"I'm proud I've never compromised my integrity or the design and quality of the interiors or products I've been responsible for producing," Lewis says.

She was named one of the Top 100 Interior Designers by Architectural Digest and one of the country's 101 Most Influential Designers by House Beautiful. She was inducted into The Interior Design Hall of Fame in 1989. Lewis was the first American designer honored with a 25-year retrospective of her work by the Fashion Institute of Design & Merchandising (FIDM) in Los Angeles. She joined some of the nation's leading furniture companies to form the Foundation for Design Integrity, which fosters industry and consumer awareness of the need to protect original designs.

"Sally is an icon in the industry and still innovative," says Kenn Shlaes, Senior Designer for Sally Sirkin Interior Design and acting Creative Director for J. Robert Scott. "She has inspired me to design at a completely different level. Sally is challenging, demanding and an amazing problem solver. It still surprises me that she can always come up with a new and better solution."

"I hope I will be remembered as a total professional," Lewis says. "Honest, caring and fair, with emphasis always on the side of my art and vision, rather than financial gain."

Margo Grant Walsh After graduating from the University of Oregon in 1960, Walsh joined Skidmore, Owings & Merrill in San Francisco. She spent 13 years with that firm, rising to Associate Director of Interior Design. In 1973, she joined Gensler as Interior Design Director in Houston. Six years later she established the Gensler New York office. Soon, client demand for her personal attention and expertise led her to open the firm's Boston, Washington, D.C., and London offices. She became founder and Managing Principal of the Eastern Region Division and a member of Gensler's Board of Directors and Management Committee. Today Walsh serves as Vice Chairman Emeritus of Gensler. She supports the efforts of the firm's London office and is currently completing projects for two major law firms in New York and Atlanta.

Margo Grant Walsh

Margo Grant Walsh has become one of the most powerful and influential women in American architecture and interior design. She not only pioneered the way for women in her field, but helped establish the profession as it is defined today.

Starting in 1979 with a staff of two, Walsh now has a staff of 280 and serves a client roster of more than 1,850. She has participated in and supervised work on top corporate design projects for Mobil Oil Corp., Goldman Sachs & Co., Newsweek, Cadwalader Wickersham & Taft, Davis Polk & Wardwell and Morgan Bank, among others. She has been credited with helping to establish Gensler as one of the world's largest and most successful design firms, and in 1995 became its Vice Chairman.

In 1987, Walsh was inducted into the Interior Design magazine Hall of Fame, and in 2000 she received a Leadership Award of Excellence from the New York Chapter of IIDA. Her alma mater presented her with a medal in 2002 for her professional and personal achievements.

"Margo distinguished herself as an interior designer when the profession was still in its infancy," says Jennifer Busch, Editor-in-Chief of Contract magazine, which in 2002 presented Walsh with its first Legend Award. "Moreover, she did this as a woman in a largely male corporate world."

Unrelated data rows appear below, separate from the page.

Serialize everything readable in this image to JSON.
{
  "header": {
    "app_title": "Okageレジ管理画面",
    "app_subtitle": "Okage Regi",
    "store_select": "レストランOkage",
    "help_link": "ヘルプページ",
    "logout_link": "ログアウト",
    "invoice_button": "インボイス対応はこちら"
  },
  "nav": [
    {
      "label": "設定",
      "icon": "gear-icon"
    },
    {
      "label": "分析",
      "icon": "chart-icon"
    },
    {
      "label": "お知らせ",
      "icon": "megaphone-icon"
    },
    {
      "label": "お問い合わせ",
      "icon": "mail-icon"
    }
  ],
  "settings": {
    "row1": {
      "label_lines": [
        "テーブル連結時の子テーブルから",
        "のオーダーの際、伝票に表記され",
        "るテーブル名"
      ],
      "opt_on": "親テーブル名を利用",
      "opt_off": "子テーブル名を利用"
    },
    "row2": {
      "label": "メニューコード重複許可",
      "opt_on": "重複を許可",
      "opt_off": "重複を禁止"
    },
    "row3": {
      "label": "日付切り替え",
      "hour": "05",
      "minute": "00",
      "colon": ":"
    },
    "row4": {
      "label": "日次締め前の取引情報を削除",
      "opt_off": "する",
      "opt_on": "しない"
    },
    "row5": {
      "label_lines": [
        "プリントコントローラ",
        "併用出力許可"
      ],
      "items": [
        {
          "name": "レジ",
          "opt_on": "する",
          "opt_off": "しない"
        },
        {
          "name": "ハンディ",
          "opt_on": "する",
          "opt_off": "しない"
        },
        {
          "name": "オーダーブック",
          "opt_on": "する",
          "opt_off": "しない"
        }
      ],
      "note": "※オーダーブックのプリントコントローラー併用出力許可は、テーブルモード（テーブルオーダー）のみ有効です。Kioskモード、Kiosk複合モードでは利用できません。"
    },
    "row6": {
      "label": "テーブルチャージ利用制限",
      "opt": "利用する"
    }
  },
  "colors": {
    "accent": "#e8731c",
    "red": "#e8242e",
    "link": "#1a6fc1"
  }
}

"I would like to be known for participating in the creation of the leading design firm of the last half of the 20th century," Walsh says.

Busch adds that throughout her career Walsh also served as a role model and mentor to countless younger interior designers. "There are many designers today, great successes in their own right, who would name Margo as a positive influence on their career," Busch says.

"I'm very proud that through inspiration and example, I was able to challenge many young professionals—
especially women—to become part of the ever-evolving profession of interior design."